End-to-end encryption or other words known as line encryption, currently widely used for secure transactions, especially in EDC technology. Encryption technology (3 DES, AES), which also include digital signing and verification process (SHA, DSA, Elliptic Curve, RSA) sometimes using many of keys and needs to manage. Thus, encryption and key management technologies have become important on the line encryption system. Thales HSM such as nShield Connect or payShield 9000 can be used for a robust encryption and key management as a supplement in line encryption technology or end-to-end encryption.
In order to make compliance with PCI DSS requirement 3, “Protect stored cardholder” data and requirement 4, “Encrypt transmission of cardholder data across open, public networks” easier, merchants around the world have been reaching for end-to-end encryption solutions.
But how do you know if you are using a “good” end-to-end encryption solution (or point to point encryption – P2PE as PCI SSC calls it)? Many suppliers are of course reputable companies, but today there is guidance but there are no standards on what constitutes good practice for encrypting payment transaction data. Readers from outside the industry may be surprised to know that the PIN is in fact the only data for which standards on how to protect it using encryption exist.
Well, that will change when a new ASC X9 standard comes to fruition…
The new standard, X9.119, defines the requirements for protecting sensitive payment card data when using encryption methods. Faced with no clear definitions today, people responsible for protecting transactions may inadvertently pick solutions that do not protect the right data, don’t protect it adequately, or use questionable encryption algorithms with poor protection of encryption keys. Alternatively, they may put off encryption, protect nothing, and risk a PCI audit failure. The new standard is, if you like, a definition of the minimum security requirements to be used when encryption is used to protect sensitive payment card data.
I’ve written about X9.119 before in a post about POS standards, but not about the progress it is making.
Using the new standard, people will be able to clearly identify which cardholder data they need to protect and the details on how to protect it. It defines what categories of data there are (sensitive, non-sensitive) and says what must always be protected, what need never be protected, and what in combination does require protection. It will also be clear what algorithms must be used to encrypt data (such as triple DES or AES), and how encryption keys should be managed. It is also likely that as X9 requires the encryption of PINs to use a Hardware Security Module (HSM), X9.119 may also require the encryption of sensitive payment card data to use an HSM.
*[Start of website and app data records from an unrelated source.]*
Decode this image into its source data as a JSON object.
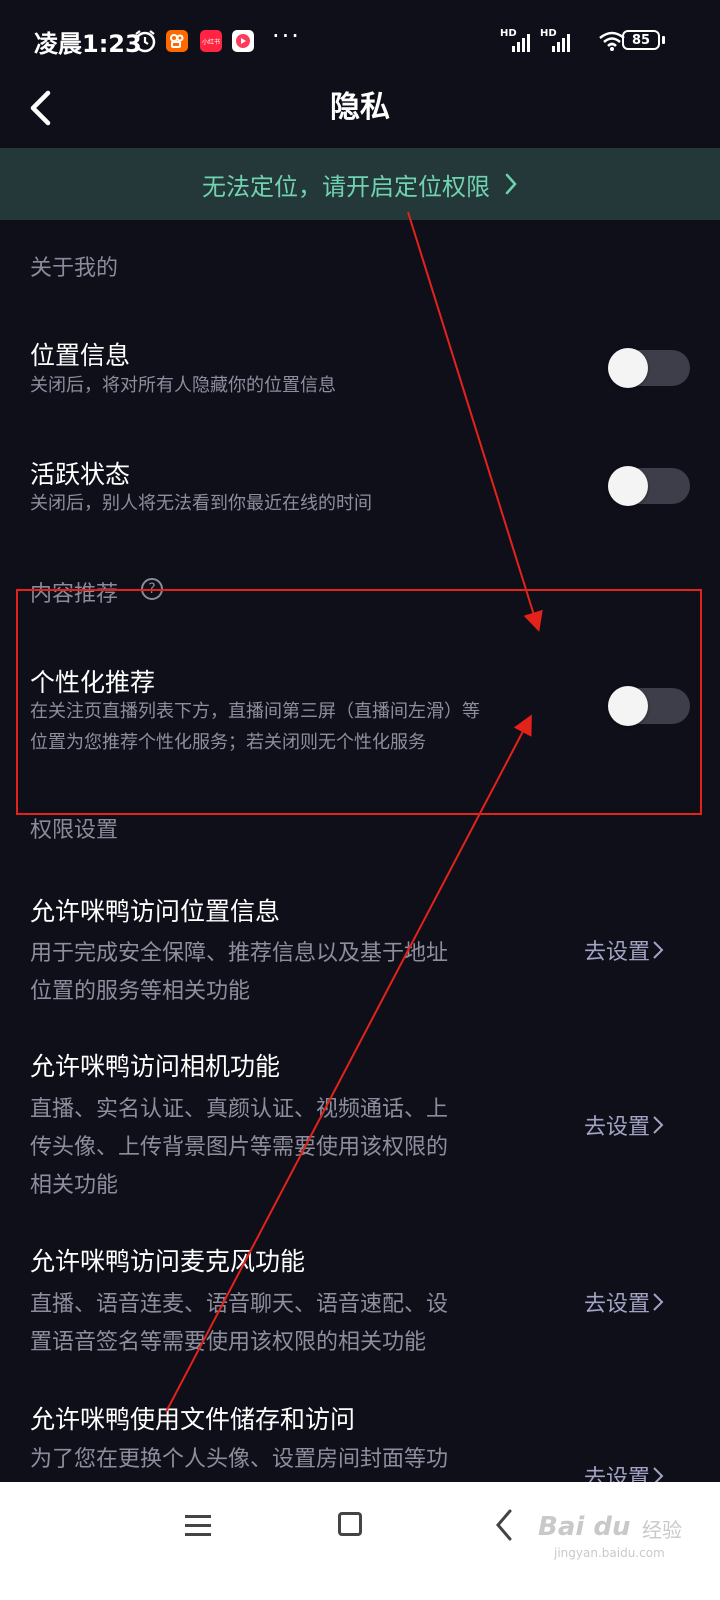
{
  "status_bar": {
    "time": "凌晨1:23",
    "more": "···",
    "network_labels": [
      "HD",
      "HD"
    ],
    "battery": "85",
    "app_icons": [
      {
        "name": "alarm-icon"
      },
      {
        "name": "kuaishou-icon",
        "color": "#ff6a00"
      },
      {
        "name": "xiaohongshu-icon",
        "color": "#ff2442",
        "label": "小红书"
      },
      {
        "name": "video-app-icon",
        "color": "#ff3b5c"
      }
    ]
  },
  "header": {
    "title": "隐私",
    "back_icon": "chevron-left-icon"
  },
  "banner": {
    "text": "无法定位，请开启定位权限",
    "color": "#6fd3b0",
    "background": "#24383a"
  },
  "sections": {
    "about_me": "关于我的",
    "content_recommend": "内容推荐",
    "permissions": "权限设置"
  },
  "toggles": [
    {
      "title": "位置信息",
      "desc": "关闭后，将对所有人隐藏你的位置信息",
      "on": false
    },
    {
      "title": "活跃状态",
      "desc": "关闭后，别人将无法看到你最近在线的时间",
      "on": false
    },
    {
      "title": "个性化推荐",
      "desc_line1": "在关注页直播列表下方，直播间第三屏（直播间左滑）等",
      "desc_line2": "位置为您推荐个性化服务；若关闭则无个性化服务",
      "on": false
    }
  ],
  "permissions": [
    {
      "title": "允许咪鸭访问位置信息",
      "desc": [
        "用于完成安全保障、推荐信息以及基于地址",
        "位置的服务等相关功能"
      ],
      "action": "去设置"
    },
    {
      "title": "允许咪鸭访问相机功能",
      "desc": [
        "直播、实名认证、真颜认证、视频通话、上",
        "传头像、上传背景图片等需要使用该权限的",
        "相关功能"
      ],
      "action": "去设置"
    },
    {
      "title": "允许咪鸭访问麦克风功能",
      "desc": [
        "直播、语音连麦、语音聊天、语音速配、设",
        "置语音签名等需要使用该权限的相关功能"
      ],
      "action": "去设置"
    },
    {
      "title": "允许咪鸭使用文件储存和访问",
      "desc": [
        "为了您在更换个人头像、设置房间封面等功"
      ],
      "action": "去设置"
    }
  ],
  "watermark": {
    "logo": "Bai du",
    "name": "经验",
    "url": "jingyan.baidu.com"
  },
  "colors": {
    "background": "#0f0f1a",
    "annotation": "#e3221b",
    "toggle_off_track": "#3e3e4a",
    "link": "#a3a3c4"
  }
}
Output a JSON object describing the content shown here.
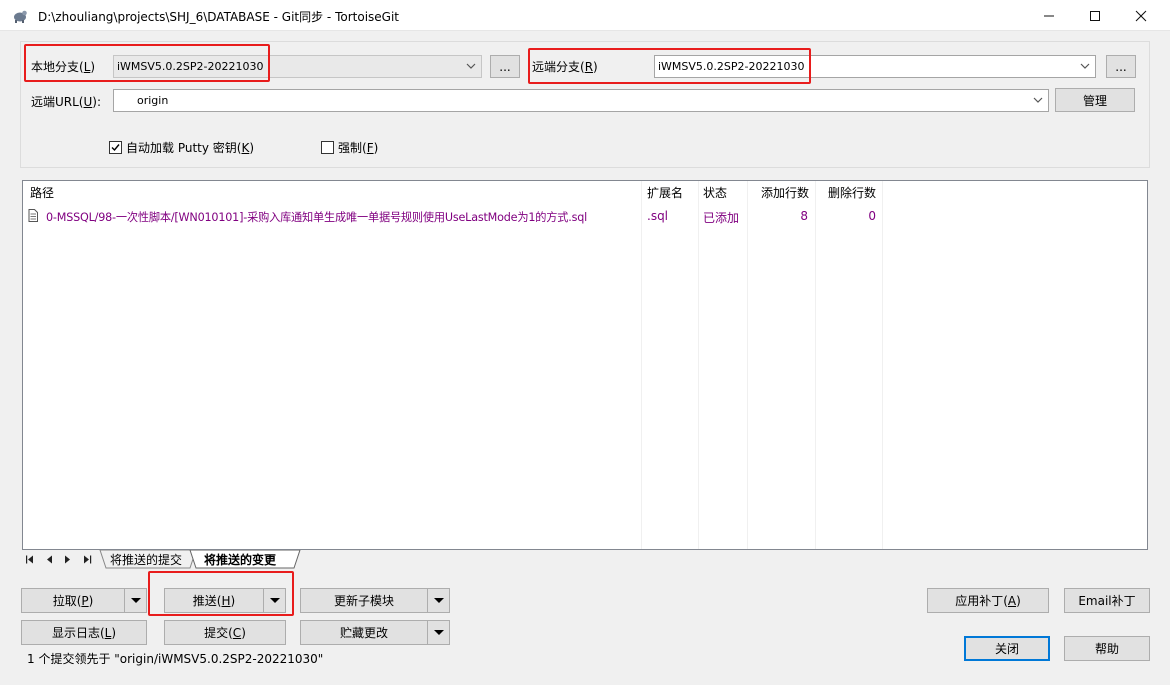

While ASC X9 is a US standards body, the influence of X9.119 is likely to stretch globally. Here’s how it might play out. The PCI SSC (Security Standards Council) point to point encryption technology white paper identifies that, “Based on analysis of PCI DSS key management requirements and existing standards for PIN key management, PCI DSS will develop a key management standard [for P2PE]”. As existing standards for PIN key management come from ASC X9, it’s a fair bet that PCI SSC P2PE key management standards may reference the new X9.119 standard.
All this is good news for both vendors and for users. Vendors can provide solutions that support the new standard with the potential for future interoperability rather than using proprietary approaches, and users can be confident that selecting a solution that complies with X9.119 they are using proven, accepted methods to protect sensitive data, making compliance to a PCI audit much easier.